There are worse ways to die.
Not to minimize Lily’s fate. She has ALS and her body is starting to betray her. Rather than spend her final months hooked up to tubes, unable to even feed herself, Lily has invited the extended family to her Architectural Digest-friendly home in the Hamptons — and once the weekend is over, her husband, who just happens to be a very successful doctor, will administer a concoction that will put Lily to sleep, never to wake up again.
As I said: Worse ways to die, right?
This is the setup for Roger Michell’s keep-the-box-of-tissues-close, family melodrama “Blackbird,” a remake of the Danish film “Silent Heart.” It’s a great-looking film, from the autumnal beauty of the exteriors (with the South Coast of England doubling for the Hamptons) to the exquisite set design of Lily’s home to the Ralph Lauren catalog-style outfits worn by this WASP-y family. The material can get awfully sudsy and we can see a couple of the big reveals coming two scenes in advance, but on balance this is a well-written, moving story bolstered by an outstanding cast.
Fifty years — FIFTY YEARS — after making a memorable screen debut in “Joe,” the majestic Susan Sarandon is still at the top of her game as Lily, who has lived a long and rich life, from her activism to her marriage to a loving husband Paul (Sam Neill) to her two grown two daughters, Jennifer (Kate Winslet) and Anna (Mia Wasikowska). Lily’s illness has reached the stage where it’s a struggle for her to get out of bed in the morning, navigate the stairs, hold a glass of wine in her hand. As the family members start to arrive for this final weekend, she’s more certain than ever the time has come to end it. (Yes, euthanasia is illegal, and there’s a scene where Paul explains exactly how the crime will be carried out, in a way that shouldn’t arouse suspicion. Hmmm. He might need a lawyer, just in case.)
Jennifer, the oldest daughter, arrives with her cheerfully nerdy husband Michael (Rainn Wilson), who loves to spout fun facts nobody cares about, and their teenage son Jonathan (Anson Boon), who’s brooding and distant because, well, he’s a teenager. They’re soon followed by Anna and her girlfriend Chris (Bex Taylor-Klaus). Rounding out the group: Lindsay Duncan’s Liz, who has been best friends with Lily since college and is so close to the family she’s in nearly every vacation photo through the years. It’s almost … suspicious how close Liz is to Lily. Or is it Paul?
Control-freak, judgmental Jennifer can’t believe the irresponsible Anna — who has battled addiction and has gone off the family grid for months — showed up with Chris. I thought that was over, she says. Are you even sure you’re a lesbian?
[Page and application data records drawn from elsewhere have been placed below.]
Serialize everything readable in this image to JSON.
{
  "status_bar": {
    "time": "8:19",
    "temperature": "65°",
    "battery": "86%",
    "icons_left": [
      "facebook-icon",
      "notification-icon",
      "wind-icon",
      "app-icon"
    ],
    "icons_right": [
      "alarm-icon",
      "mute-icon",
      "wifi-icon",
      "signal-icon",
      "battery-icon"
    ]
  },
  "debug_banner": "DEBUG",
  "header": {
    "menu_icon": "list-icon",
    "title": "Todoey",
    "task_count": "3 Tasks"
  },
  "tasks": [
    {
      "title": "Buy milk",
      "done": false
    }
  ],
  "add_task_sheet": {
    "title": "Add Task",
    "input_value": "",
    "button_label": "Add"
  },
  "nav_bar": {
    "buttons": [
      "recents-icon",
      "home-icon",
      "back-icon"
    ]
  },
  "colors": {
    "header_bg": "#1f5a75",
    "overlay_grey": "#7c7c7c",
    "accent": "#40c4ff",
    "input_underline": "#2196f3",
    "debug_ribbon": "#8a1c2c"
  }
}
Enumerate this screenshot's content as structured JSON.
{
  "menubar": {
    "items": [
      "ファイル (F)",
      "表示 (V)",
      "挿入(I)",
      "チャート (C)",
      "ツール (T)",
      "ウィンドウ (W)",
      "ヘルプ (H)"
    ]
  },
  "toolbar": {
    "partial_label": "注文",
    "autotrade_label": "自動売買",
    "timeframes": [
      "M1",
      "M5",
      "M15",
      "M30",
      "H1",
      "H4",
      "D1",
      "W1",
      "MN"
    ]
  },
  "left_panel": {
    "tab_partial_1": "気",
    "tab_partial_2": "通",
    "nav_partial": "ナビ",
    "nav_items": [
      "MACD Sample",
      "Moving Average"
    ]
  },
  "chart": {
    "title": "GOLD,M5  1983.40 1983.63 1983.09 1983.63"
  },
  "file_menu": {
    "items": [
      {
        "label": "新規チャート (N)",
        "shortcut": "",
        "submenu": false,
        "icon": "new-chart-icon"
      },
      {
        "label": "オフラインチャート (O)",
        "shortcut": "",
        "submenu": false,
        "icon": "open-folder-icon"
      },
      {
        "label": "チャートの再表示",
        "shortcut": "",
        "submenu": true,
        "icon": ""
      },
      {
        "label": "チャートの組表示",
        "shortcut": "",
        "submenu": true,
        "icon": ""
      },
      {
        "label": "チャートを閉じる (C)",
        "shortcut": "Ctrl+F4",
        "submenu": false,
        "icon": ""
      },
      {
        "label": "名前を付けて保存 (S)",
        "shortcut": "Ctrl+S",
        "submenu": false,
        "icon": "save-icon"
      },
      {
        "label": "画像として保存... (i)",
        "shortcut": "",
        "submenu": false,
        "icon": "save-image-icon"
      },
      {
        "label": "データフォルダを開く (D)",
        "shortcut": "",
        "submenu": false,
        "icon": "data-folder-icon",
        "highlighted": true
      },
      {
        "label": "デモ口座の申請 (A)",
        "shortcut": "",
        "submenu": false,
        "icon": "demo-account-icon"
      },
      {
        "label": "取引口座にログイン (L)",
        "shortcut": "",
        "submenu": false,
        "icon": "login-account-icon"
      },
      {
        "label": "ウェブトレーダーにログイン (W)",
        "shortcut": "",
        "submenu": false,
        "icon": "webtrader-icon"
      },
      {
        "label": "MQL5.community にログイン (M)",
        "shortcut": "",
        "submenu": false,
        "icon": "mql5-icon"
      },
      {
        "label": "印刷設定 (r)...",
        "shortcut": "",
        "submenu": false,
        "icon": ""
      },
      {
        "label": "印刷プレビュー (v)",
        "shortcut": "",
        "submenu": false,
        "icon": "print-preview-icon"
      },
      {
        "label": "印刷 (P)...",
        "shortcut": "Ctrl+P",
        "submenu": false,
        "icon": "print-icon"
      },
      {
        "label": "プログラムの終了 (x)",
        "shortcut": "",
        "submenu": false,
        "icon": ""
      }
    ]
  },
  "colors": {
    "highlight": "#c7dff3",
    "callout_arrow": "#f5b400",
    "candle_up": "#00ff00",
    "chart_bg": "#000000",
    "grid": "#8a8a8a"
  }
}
One can practically see the fireworks sure to explode at some point over this long weekend.
Lily decrees they should hold Christmas even though it’s a month away, so a tree is procured and a lavish meal is prepared. When Lily hands out specially selected gifts to each guest at the dinner table, it’s waterworks time. But despite Lily’s stated wish for a “normal” weekend, free of drama, things start to unravel when one of the sisters plots to call 911 and thwart the suicide, and the other happens upon a moment that throws her world upside down. Before it’s over, everyone in this fine cast gets a showcase moment to display some serious acting chops.
This is Sarandon’s movie and she deftly handles the moments of light humor as well as the inevitable heavy scenes. Everyone in the supporting cast is terrific, but the standout is Mia Wasikowska, playing what could have been a clichéd character — the rebellious, overlooked, troubled younger sister — and turning Anna into a sometimes maddening, sometimes heartbreaking, complex character whose life could still go either way after this game-changing weekend. We know Paul’s going to be all right even though he’ll have to carry on without the love of his life; we know Jennifer is going to be all right because she won’t allow anything less. We hope Anna finds her way.